____ DATA TO USE
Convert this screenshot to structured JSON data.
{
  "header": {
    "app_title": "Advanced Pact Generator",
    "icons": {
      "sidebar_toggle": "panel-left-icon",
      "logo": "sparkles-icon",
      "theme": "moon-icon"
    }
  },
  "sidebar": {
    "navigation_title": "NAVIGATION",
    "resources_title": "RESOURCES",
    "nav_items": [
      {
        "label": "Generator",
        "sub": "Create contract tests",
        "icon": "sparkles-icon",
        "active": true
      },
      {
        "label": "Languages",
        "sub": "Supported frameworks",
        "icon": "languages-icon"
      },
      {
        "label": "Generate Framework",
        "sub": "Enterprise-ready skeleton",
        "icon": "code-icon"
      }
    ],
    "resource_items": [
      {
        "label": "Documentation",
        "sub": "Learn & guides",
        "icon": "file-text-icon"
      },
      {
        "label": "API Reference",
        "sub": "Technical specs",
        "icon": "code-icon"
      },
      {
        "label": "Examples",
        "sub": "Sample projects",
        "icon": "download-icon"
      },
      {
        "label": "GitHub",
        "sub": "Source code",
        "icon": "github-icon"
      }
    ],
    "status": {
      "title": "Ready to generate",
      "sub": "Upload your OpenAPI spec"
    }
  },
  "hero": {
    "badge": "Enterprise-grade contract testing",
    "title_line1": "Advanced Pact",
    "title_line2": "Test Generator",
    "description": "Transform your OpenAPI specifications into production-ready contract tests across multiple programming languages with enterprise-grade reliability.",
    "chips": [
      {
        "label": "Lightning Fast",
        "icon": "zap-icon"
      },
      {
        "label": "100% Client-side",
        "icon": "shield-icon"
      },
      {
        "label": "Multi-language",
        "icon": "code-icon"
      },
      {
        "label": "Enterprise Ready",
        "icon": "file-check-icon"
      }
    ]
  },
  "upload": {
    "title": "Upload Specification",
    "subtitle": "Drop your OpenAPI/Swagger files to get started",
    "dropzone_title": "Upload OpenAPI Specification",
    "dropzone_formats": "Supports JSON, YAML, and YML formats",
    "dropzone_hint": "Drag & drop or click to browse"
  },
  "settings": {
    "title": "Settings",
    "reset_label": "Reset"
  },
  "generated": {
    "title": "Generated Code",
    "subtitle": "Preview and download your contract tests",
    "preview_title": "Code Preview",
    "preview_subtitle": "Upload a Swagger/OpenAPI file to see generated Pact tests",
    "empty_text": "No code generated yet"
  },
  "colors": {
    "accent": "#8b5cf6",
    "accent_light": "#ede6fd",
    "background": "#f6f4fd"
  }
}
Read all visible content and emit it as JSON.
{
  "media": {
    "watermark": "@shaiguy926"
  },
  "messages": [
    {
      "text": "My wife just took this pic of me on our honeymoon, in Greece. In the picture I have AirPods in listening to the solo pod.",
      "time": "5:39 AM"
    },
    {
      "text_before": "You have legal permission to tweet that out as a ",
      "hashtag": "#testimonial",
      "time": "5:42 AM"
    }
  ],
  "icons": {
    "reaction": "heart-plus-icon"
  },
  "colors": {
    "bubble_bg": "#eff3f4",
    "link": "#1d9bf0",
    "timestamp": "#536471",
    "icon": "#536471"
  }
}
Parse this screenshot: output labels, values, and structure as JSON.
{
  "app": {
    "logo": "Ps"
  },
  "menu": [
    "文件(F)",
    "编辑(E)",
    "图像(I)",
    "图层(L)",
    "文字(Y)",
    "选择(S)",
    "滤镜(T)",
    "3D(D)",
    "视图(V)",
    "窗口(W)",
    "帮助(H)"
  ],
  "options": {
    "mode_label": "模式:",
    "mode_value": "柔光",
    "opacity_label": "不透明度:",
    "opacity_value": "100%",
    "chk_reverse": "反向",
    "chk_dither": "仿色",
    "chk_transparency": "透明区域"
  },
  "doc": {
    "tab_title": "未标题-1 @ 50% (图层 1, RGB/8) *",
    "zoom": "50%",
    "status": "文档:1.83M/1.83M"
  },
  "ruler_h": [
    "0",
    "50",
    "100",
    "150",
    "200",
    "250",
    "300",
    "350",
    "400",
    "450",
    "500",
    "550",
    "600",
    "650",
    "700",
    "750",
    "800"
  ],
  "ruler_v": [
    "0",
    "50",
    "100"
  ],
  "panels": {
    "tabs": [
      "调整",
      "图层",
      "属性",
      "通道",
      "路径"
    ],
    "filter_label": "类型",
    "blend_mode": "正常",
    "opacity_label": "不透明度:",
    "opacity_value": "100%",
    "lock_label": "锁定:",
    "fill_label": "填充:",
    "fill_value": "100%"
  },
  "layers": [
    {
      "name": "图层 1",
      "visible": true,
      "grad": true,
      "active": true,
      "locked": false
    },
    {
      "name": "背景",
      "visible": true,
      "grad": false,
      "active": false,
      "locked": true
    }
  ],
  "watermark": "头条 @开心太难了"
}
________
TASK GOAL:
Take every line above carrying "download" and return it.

RESULT OF THE TASK:
        "icon": "download-icon"
    "subtitle": "Preview and download your contract tests",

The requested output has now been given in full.